Ascetics

Digambara
Digambara
monk Aryika Kshullak Pattavali Acharya

Scholars

Nalini Balbir Colette Caillat Chandabai John E. Cort Paul Dundas Virchand Gandhi Hermann Jacobi Champat Rai Jain Padmanabh Jaini Jeffery D. Long Hampa Nagarajaiah Claudia Pastorino Bal Patil Jinendra Varni

Community

Śrāvaka Sarak Tamil Organisations

Digambar Jain Mahasabha Vishwa Jain Sangathan JAINA

Jainism
Jainism
in

India

Bundelkhand Delhi Goa Gujarat Haryana Karnataka

North

Kerala Maharashtra

Mumbai

Rajasthan Tamil Nadu Uttar Pradesh

Overseas

Canada Europe United States Japan Singapore Hong Kong Pakistan Belgium Africa Southeast Asia Australia

Jainism
Jainism
and

Buddhism Hinduism Islam Sikhism Non-creationism

Dynasties and empires

Ikshvaku Maurya Kalinga Kadamba Ganga Chalukya Rashtrakuta Hoysala Pandayan

Related

History

Timeline

Pañca-Parameṣṭhi Pratima Śalākāpuruṣa Tirtha Samavasarana Jain calendar

Samvatsari

Panch Kalyanaka Statue of Ahimsa Temple Sculpture Art Law Nigoda Jain terms and concepts Sexual differences

Lists

List of Jains List of Jain temples List of Jain ascetics List of Digambar Jain ascetics Topics List (index)

Navboxes

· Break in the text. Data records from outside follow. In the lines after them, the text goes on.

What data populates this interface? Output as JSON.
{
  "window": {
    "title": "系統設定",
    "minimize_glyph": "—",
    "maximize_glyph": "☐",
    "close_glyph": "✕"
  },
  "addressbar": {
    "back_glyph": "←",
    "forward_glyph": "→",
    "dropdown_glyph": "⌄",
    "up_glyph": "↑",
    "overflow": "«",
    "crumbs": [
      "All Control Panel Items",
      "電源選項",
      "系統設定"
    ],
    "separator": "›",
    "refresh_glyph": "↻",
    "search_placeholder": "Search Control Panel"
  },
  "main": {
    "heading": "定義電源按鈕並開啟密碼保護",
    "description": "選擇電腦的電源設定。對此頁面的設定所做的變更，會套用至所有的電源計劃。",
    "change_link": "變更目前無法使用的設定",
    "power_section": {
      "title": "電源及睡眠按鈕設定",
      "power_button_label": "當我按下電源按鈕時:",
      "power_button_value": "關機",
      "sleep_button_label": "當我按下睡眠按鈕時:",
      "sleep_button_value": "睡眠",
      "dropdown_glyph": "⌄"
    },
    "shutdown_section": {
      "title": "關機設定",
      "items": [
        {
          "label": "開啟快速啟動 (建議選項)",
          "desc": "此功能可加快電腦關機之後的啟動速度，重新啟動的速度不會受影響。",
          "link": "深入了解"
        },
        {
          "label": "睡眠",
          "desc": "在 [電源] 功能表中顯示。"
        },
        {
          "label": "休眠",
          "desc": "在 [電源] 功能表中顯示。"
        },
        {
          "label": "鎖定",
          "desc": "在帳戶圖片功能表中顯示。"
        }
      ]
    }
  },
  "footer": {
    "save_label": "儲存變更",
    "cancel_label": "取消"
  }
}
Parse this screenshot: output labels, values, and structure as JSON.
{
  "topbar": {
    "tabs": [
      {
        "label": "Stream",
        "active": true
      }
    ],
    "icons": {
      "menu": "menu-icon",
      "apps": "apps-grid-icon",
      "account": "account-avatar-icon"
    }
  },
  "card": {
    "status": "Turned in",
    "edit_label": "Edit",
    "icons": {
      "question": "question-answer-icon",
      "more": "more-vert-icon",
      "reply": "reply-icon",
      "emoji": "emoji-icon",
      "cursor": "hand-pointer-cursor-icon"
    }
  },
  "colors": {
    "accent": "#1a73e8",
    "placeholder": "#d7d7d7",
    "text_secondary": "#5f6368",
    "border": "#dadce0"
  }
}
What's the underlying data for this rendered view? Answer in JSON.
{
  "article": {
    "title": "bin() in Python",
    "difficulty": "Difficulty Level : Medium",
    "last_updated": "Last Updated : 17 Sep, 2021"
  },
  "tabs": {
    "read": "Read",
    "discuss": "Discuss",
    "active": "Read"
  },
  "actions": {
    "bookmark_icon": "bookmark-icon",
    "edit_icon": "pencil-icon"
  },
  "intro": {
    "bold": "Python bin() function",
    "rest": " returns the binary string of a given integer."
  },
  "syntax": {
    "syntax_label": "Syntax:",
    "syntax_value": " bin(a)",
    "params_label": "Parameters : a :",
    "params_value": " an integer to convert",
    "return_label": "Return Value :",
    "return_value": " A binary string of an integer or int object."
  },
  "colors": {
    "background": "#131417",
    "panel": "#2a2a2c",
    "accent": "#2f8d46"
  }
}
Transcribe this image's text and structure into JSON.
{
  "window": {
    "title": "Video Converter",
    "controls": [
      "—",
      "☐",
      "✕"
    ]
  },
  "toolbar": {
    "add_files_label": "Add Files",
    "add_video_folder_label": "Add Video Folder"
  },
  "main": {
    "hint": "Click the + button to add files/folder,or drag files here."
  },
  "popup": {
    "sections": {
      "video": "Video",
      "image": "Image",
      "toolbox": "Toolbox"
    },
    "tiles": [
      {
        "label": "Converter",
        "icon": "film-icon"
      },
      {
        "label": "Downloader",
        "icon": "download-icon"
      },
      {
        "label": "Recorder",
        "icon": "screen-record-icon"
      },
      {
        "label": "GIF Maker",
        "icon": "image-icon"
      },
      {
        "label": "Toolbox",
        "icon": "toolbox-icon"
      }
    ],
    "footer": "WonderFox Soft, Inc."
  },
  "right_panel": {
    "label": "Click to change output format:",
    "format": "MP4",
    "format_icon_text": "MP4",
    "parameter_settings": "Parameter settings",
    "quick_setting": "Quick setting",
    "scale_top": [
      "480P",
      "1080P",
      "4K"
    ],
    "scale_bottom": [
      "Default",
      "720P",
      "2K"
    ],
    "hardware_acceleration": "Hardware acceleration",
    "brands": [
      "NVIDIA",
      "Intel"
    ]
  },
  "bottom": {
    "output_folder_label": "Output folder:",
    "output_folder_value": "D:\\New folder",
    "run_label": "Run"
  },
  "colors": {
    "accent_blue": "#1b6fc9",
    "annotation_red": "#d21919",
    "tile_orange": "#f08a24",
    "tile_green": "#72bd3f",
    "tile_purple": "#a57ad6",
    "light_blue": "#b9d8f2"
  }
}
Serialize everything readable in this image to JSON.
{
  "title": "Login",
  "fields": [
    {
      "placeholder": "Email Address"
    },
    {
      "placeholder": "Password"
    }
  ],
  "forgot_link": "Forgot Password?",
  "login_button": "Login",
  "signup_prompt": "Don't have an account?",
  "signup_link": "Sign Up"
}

Gods Literature Monks & nuns Scholars Temples

America Bengal

  Portal   Commons   Wikiquote  

.